→ WHAT TO DO
Among these records, which lines include "level"? Copy them out.

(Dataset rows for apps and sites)
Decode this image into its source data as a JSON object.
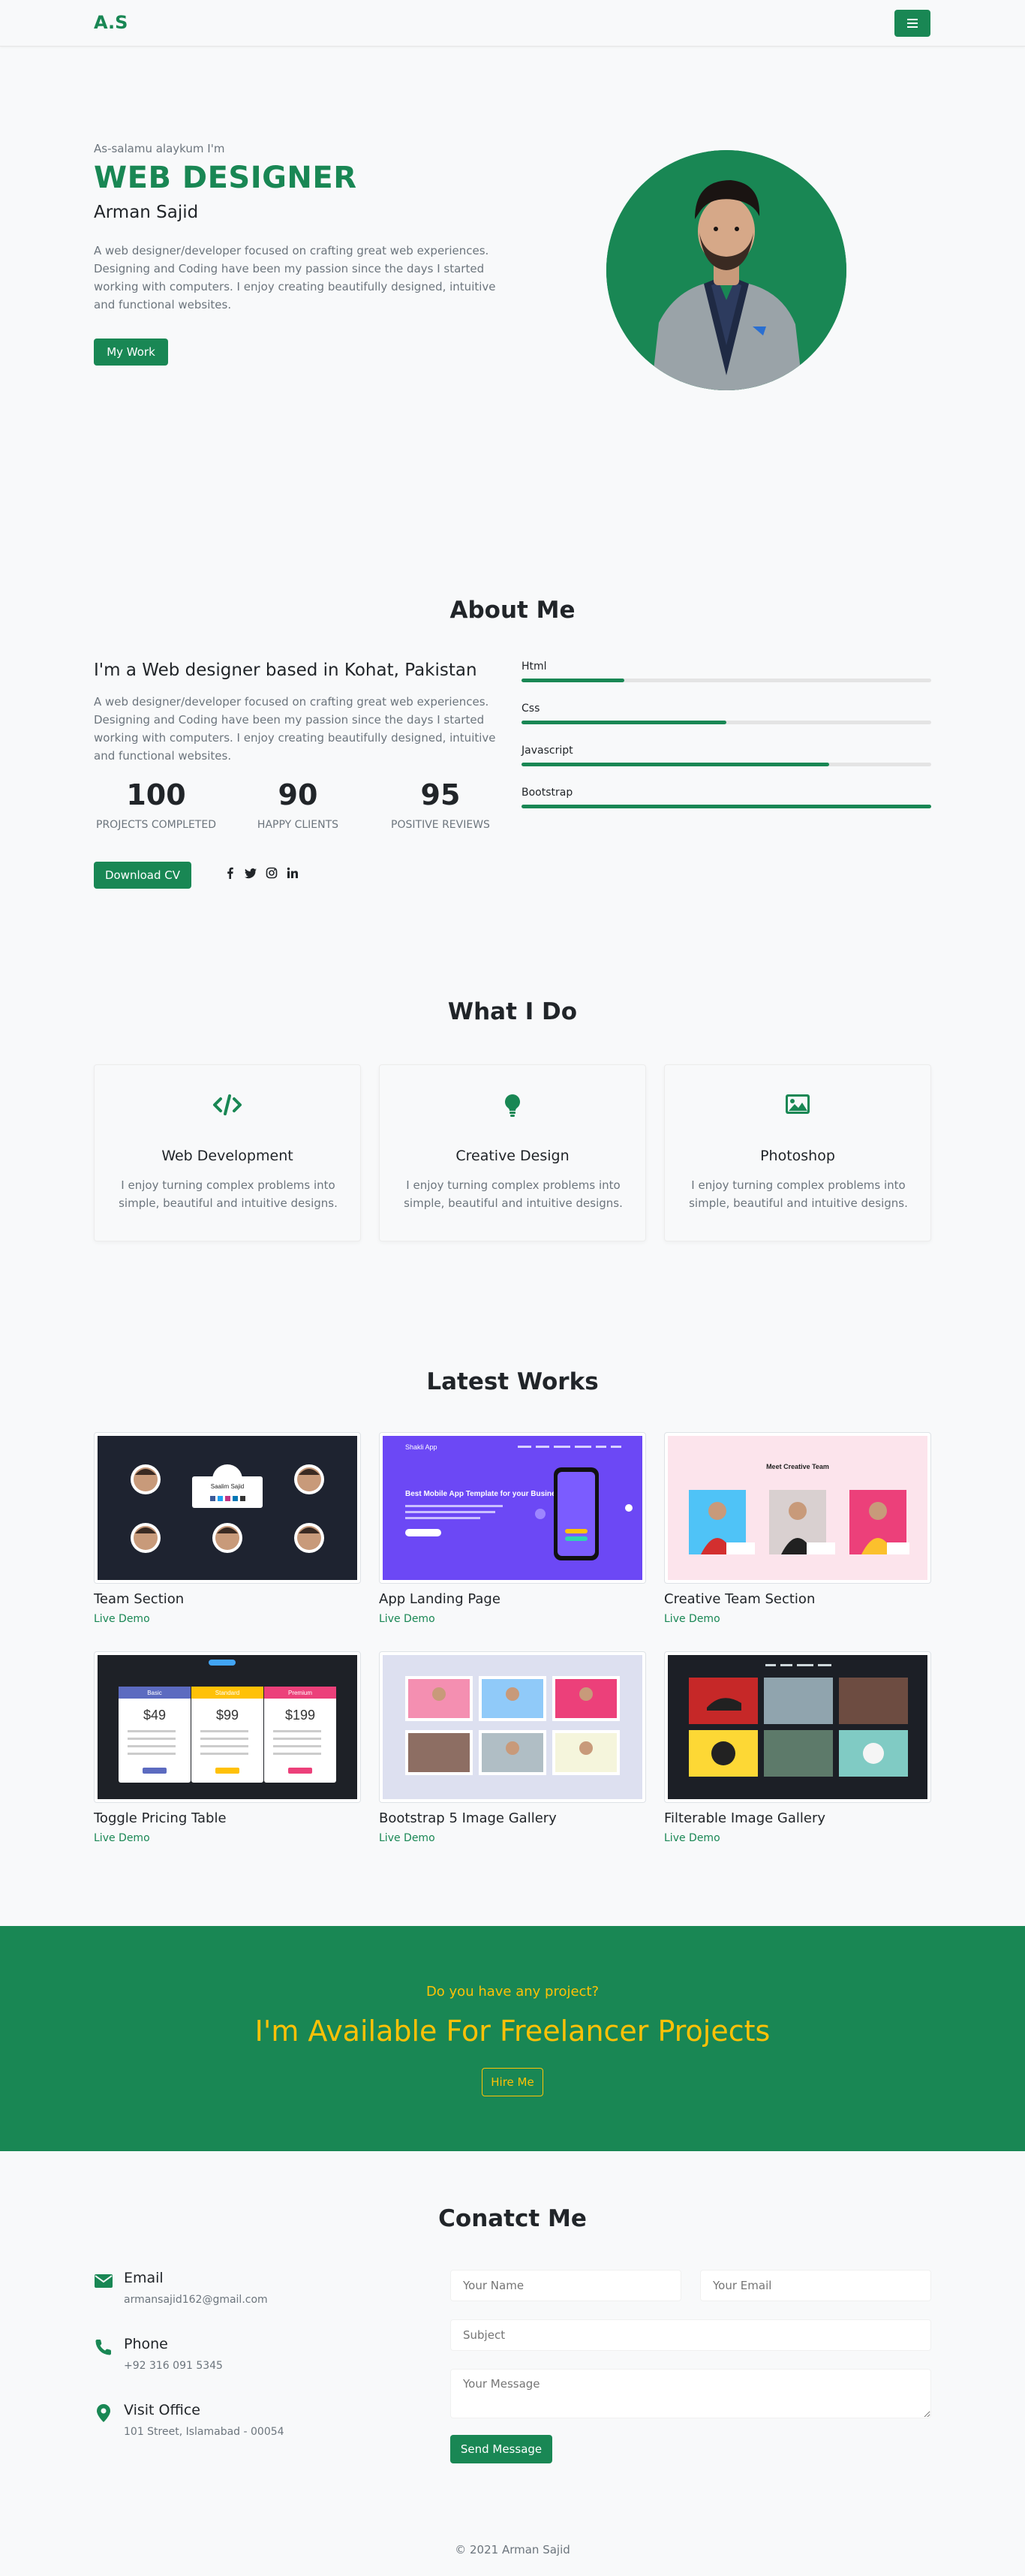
{
  "nav": {
    "brand": "A.S",
    "toggler_icon": "hamburger-icon"
  },
  "hero": {
    "greeting": "As-salamu alaykum I'm",
    "title": "WEB DESIGNER",
    "name": "Arman Sajid",
    "description": "A web designer/developer focused on crafting great web experiences. Designing and Coding have been my passion since the days I started working with computers. I enjoy creating beautifully designed, intuitive and functional websites.",
    "button": "My Work"
  },
  "about": {
    "title": "About Me",
    "heading": "I'm a Web designer based in Kohat, Pakistan",
    "description": "A web designer/developer focused on crafting great web experiences. Designing and Coding have been my passion since the days I started working with computers. I enjoy creating beautifully designed, intuitive and functional websites.",
    "stats": [
      {
        "value": "100",
        "label": "PROJECTS COMPLETED"
      },
      {
        "value": "90",
        "label": "HAPPY CLIENTS"
      },
      {
        "value": "95",
        "label": "POSITIVE REVIEWS"
      }
    ],
    "cv_button": "Download CV",
    "socials": [
      "facebook-icon",
      "twitter-icon",
      "instagram-icon",
      "linkedin-icon"
    ],
    "skills": [
      {
        "name": "Html",
        "level": 0.25
      },
      {
        "name": "Css",
        "level": 0.5
      },
      {
        "name": "Javascript",
        "level": 0.75
      },
      {
        "name": "Bootstrap",
        "level": 1.0
      }
    ]
  },
  "services": {
    "title": "What I Do",
    "items": [
      {
        "icon": "code-icon",
        "title": "Web Development",
        "desc": "I enjoy turning complex problems into simple, beautiful and intuitive designs."
      },
      {
        "icon": "lightbulb-icon",
        "title": "Creative Design",
        "desc": "I enjoy turning complex problems into simple, beautiful and intuitive designs."
      },
      {
        "icon": "image-icon",
        "title": "Photoshop",
        "desc": "I enjoy turning complex problems into simple, beautiful and intuitive designs."
      }
    ]
  },
  "works": {
    "title": "Latest Works",
    "items": [
      {
        "title": "Team Section",
        "link": "Live Demo"
      },
      {
        "title": "App Landing Page",
        "link": "Live Demo"
      },
      {
        "title": "Creative Team Section",
        "link": "Live Demo"
      },
      {
        "title": "Toggle Pricing Table",
        "link": "Live Demo"
      },
      {
        "title": "Bootstrap 5 Image Gallery",
        "link": "Live Demo"
      },
      {
        "title": "Filterable Image Gallery",
        "link": "Live Demo"
      }
    ],
    "thumbs": {
      "team_popup_name": "Saalim Sajid",
      "app_brand": "Shakli App",
      "app_heading": "Best Mobile App Template for your Business",
      "creative_heading": "Meet Creative Team",
      "pricing": [
        {
          "plan": "Basic",
          "price": "$49"
        },
        {
          "plan": "Standard",
          "price": "$99"
        },
        {
          "plan": "Premium",
          "price": "$199"
        }
      ]
    }
  },
  "cta": {
    "subtitle": "Do you have any project?",
    "title": "I'm Available For Freelancer Projects",
    "button": "Hire Me"
  },
  "contact": {
    "title": "Conatct Me",
    "items": [
      {
        "icon": "envelope-icon",
        "title": "Email",
        "value": "armansajid162@gmail.com"
      },
      {
        "icon": "phone-icon",
        "title": "Phone",
        "value": "+92 316 091 5345"
      },
      {
        "icon": "map-marker-icon",
        "title": "Visit Office",
        "value": "101 Street, Islamabad - 00054"
      }
    ],
    "form": {
      "name_placeholder": "Your Name",
      "email_placeholder": "Your Email",
      "subject_placeholder": "Subject",
      "message_placeholder": "Your Message",
      "send_button": "Send Message"
    }
  },
  "footer": {
    "copyright": "© 2021 Arman Sajid"
  },
  "colors": {
    "accent": "#198754",
    "highlight": "#ffc107",
    "muted": "#6c757d"
  }
}
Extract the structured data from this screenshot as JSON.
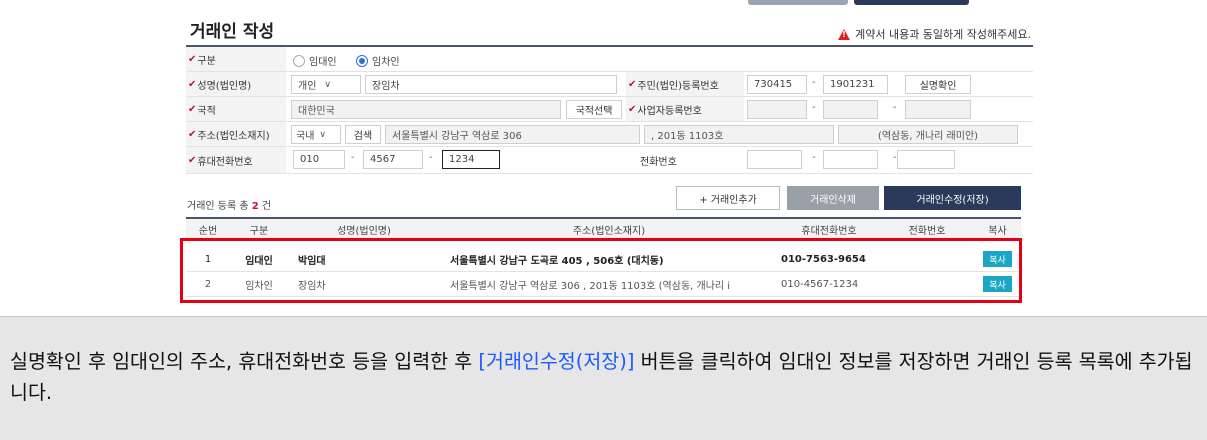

→ ANSWER SPACE
        "level": 0.25
        "level": 0.5
        "level": 0.75
        "level": 1.0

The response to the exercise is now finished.